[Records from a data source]
★ ★ ★ ★

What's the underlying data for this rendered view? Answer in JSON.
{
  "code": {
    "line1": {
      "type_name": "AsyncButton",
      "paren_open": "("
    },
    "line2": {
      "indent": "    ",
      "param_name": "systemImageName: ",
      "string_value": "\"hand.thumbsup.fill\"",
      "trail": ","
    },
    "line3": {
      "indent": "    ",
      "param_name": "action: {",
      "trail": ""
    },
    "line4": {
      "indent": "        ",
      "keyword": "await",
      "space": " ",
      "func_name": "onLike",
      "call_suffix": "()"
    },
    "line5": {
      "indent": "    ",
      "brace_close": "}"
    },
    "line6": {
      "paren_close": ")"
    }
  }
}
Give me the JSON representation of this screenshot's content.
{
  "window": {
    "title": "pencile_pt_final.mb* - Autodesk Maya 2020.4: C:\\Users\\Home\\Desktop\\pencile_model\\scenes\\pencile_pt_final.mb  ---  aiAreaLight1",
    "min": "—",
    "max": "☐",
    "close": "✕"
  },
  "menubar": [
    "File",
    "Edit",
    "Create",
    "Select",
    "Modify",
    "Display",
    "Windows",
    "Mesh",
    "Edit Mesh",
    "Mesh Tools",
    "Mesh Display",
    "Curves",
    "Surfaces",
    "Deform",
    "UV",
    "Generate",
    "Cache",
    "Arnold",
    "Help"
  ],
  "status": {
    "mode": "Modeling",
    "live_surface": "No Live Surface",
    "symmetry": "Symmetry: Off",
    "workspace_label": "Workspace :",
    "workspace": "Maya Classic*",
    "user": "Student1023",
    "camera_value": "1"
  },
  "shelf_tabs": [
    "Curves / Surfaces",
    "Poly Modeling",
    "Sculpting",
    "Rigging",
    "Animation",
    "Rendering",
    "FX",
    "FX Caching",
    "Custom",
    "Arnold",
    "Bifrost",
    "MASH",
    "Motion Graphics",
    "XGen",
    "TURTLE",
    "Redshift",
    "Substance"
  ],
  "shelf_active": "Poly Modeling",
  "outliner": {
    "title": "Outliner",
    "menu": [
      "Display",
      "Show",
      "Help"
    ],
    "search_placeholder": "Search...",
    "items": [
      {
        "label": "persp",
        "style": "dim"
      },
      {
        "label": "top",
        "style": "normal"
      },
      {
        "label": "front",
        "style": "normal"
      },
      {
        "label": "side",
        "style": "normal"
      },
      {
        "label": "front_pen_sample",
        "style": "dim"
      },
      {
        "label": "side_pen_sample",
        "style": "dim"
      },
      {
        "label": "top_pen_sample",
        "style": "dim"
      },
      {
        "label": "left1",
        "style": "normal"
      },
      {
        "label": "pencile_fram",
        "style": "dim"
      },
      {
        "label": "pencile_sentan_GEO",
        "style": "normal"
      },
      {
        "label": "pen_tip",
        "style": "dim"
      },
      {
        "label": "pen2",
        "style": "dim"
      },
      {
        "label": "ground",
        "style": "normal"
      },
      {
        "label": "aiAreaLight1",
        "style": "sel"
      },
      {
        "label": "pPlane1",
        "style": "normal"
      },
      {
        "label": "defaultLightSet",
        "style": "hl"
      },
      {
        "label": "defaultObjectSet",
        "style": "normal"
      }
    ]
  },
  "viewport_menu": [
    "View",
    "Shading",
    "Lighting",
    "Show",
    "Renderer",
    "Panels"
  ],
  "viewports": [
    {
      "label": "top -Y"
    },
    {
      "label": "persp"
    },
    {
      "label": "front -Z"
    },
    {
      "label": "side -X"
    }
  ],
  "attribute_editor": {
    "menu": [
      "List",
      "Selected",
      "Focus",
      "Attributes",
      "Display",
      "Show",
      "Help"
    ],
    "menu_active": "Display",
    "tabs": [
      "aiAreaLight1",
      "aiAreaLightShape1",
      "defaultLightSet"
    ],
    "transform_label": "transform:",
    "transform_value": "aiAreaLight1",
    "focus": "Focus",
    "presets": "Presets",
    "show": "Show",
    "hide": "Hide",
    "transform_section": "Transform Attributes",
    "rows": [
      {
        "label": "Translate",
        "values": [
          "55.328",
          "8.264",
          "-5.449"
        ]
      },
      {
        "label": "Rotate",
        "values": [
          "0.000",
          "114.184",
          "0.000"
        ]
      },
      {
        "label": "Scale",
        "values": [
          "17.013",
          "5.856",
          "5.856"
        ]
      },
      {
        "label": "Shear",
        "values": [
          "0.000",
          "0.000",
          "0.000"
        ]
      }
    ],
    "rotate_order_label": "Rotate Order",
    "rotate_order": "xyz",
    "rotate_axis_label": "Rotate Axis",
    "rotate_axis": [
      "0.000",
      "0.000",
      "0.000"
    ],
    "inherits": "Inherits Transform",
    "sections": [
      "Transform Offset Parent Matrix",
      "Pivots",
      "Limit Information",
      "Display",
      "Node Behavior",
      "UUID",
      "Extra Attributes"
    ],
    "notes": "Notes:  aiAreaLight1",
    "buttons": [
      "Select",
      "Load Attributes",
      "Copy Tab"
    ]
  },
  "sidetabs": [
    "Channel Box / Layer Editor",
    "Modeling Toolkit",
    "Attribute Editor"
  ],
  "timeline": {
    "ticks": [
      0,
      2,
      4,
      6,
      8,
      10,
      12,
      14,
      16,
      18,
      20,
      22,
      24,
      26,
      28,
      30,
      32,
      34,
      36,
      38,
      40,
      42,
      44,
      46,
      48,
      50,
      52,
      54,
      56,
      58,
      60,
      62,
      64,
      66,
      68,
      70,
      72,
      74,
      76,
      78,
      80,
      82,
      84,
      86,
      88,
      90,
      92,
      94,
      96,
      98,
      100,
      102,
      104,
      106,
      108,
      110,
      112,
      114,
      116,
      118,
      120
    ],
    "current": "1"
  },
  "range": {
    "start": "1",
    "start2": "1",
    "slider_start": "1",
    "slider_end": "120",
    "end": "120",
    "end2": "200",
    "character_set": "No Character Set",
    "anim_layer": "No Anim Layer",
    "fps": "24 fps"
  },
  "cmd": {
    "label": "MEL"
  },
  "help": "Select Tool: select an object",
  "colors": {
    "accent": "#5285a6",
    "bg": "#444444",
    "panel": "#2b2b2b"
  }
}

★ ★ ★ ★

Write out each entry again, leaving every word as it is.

» **Response area**
What's the underlying data for this rendered view? Answer in JSON.
{
  "code": {
    "line1": {
      "type_name": "AsyncButton",
      "paren_open": "("
    },
    "line2": {
      "indent": "    ",
      "param_name": "systemImageName: ",
      "string_value": "\"hand.thumbsup.fill\"",
      "trail": ","
    },
    "line3": {
      "indent": "    ",
      "param_name": "action: {",
      "trail": ""
    },
    "line4": {
      "indent": "        ",
      "keyword": "await",
      "space": " ",
      "func_name": "onLike",
      "call_suffix": "()"
    },
    "line5": {
      "indent": "    ",
      "brace_close": "}"
    },
    "line6": {
      "paren_close": ")"
    }
  }
}
Give me the JSON representation of this screenshot's content.
{
  "window": {
    "title": "pencile_pt_final.mb* - Autodesk Maya 2020.4: C:\\Users\\Home\\Desktop\\pencile_model\\scenes\\pencile_pt_final.mb  ---  aiAreaLight1",
    "min": "—",
    "max": "☐",
    "close": "✕"
  },
  "menubar": [
    "File",
    "Edit",
    "Create",
    "Select",
    "Modify",
    "Display",
    "Windows",
    "Mesh",
    "Edit Mesh",
    "Mesh Tools",
    "Mesh Display",
    "Curves",
    "Surfaces",
    "Deform",
    "UV",
    "Generate",
    "Cache",
    "Arnold",
    "Help"
  ],
  "status": {
    "mode": "Modeling",
    "live_surface": "No Live Surface",
    "symmetry": "Symmetry: Off",
    "workspace_label": "Workspace :",
    "workspace": "Maya Classic*",
    "user": "Student1023",
    "camera_value": "1"
  },
  "shelf_tabs": [
    "Curves / Surfaces",
    "Poly Modeling",
    "Sculpting",
    "Rigging",
    "Animation",
    "Rendering",
    "FX",
    "FX Caching",
    "Custom",
    "Arnold",
    "Bifrost",
    "MASH",
    "Motion Graphics",
    "XGen",
    "TURTLE",
    "Redshift",
    "Substance"
  ],
  "shelf_active": "Poly Modeling",
  "outliner": {
    "title": "Outliner",
    "menu": [
      "Display",
      "Show",
      "Help"
    ],
    "search_placeholder": "Search...",
    "items": [
      {
        "label": "persp",
        "style": "dim"
      },
      {
        "label": "top",
        "style": "normal"
      },
      {
        "label": "front",
        "style": "normal"
      },
      {
        "label": "side",
        "style": "normal"
      },
      {
        "label": "front_pen_sample",
        "style": "dim"
      },
      {
        "label": "side_pen_sample",
        "style": "dim"
      },
      {
        "label": "top_pen_sample",
        "style": "dim"
      },
      {
        "label": "left1",
        "style": "normal"
      },
      {
        "label": "pencile_fram",
        "style": "dim"
      },
      {
        "label": "pencile_sentan_GEO",
        "style": "normal"
      },
      {
        "label": "pen_tip",
        "style": "dim"
      },
      {
        "label": "pen2",
        "style": "dim"
      },
      {
        "label": "ground",
        "style": "normal"
      },
      {
        "label": "aiAreaLight1",
        "style": "sel"
      },
      {
        "label": "pPlane1",
        "style": "normal"
      },
      {
        "label": "defaultLightSet",
        "style": "hl"
      },
      {
        "label": "defaultObjectSet",
        "style": "normal"
      }
    ]
  },
  "viewport_menu": [
    "View",
    "Shading",
    "Lighting",
    "Show",
    "Renderer",
    "Panels"
  ],
  "viewports": [
    {
      "label": "top -Y"
    },
    {
      "label": "persp"
    },
    {
      "label": "front -Z"
    },
    {
      "label": "side -X"
    }
  ],
  "attribute_editor": {
    "menu": [
      "List",
      "Selected",
      "Focus",
      "Attributes",
      "Display",
      "Show",
      "Help"
    ],
    "menu_active": "Display",
    "tabs": [
      "aiAreaLight1",
      "aiAreaLightShape1",
      "defaultLightSet"
    ],
    "transform_label": "transform:",
    "transform_value": "aiAreaLight1",
    "focus": "Focus",
    "presets": "Presets",
    "show": "Show",
    "hide": "Hide",
    "transform_section": "Transform Attributes",
    "rows": [
      {
        "label": "Translate",
        "values": [
          "55.328",
          "8.264",
          "-5.449"
        ]
      },
      {
        "label": "Rotate",
        "values": [
          "0.000",
          "114.184",
          "0.000"
        ]
      },
      {
        "label": "Scale",
        "values": [
          "17.013",
          "5.856",
          "5.856"
        ]
      },
      {
        "label": "Shear",
        "values": [
          "0.000",
          "0.000",
          "0.000"
        ]
      }
    ],
    "rotate_order_label": "Rotate Order",
    "rotate_order": "xyz",
    "rotate_axis_label": "Rotate Axis",
    "rotate_axis": [
      "0.000",
      "0.000",
      "0.000"
    ],
    "inherits": "Inherits Transform",
    "sections": [
      "Transform Offset Parent Matrix",
      "Pivots",
      "Limit Information",
      "Display",
      "Node Behavior",
      "UUID",
      "Extra Attributes"
    ],
    "notes": "Notes:  aiAreaLight1",
    "buttons": [
      "Select",
      "Load Attributes",
      "Copy Tab"
    ]
  },
  "sidetabs": [
    "Channel Box / Layer Editor",
    "Modeling Toolkit",
    "Attribute Editor"
  ],
  "timeline": {
    "ticks": [
      0,
      2,
      4,
      6,
      8,
      10,
      12,
      14,
      16,
      18,
      20,
      22,
      24,
      26,
      28,
      30,
      32,
      34,
      36,
      38,
      40,
      42,
      44,
      46,
      48,
      50,
      52,
      54,
      56,
      58,
      60,
      62,
      64,
      66,
      68,
      70,
      72,
      74,
      76,
      78,
      80,
      82,
      84,
      86,
      88,
      90,
      92,
      94,
      96,
      98,
      100,
      102,
      104,
      106,
      108,
      110,
      112,
      114,
      116,
      118,
      120
    ],
    "current": "1"
  },
  "range": {
    "start": "1",
    "start2": "1",
    "slider_start": "1",
    "slider_end": "120",
    "end": "120",
    "end2": "200",
    "character_set": "No Character Set",
    "anim_layer": "No Anim Layer",
    "fps": "24 fps"
  },
  "cmd": {
    "label": "MEL"
  },
  "help": "Select Tool: select an object",
  "colors": {
    "accent": "#5285a6",
    "bg": "#444444",
    "panel": "#2b2b2b"
  }
}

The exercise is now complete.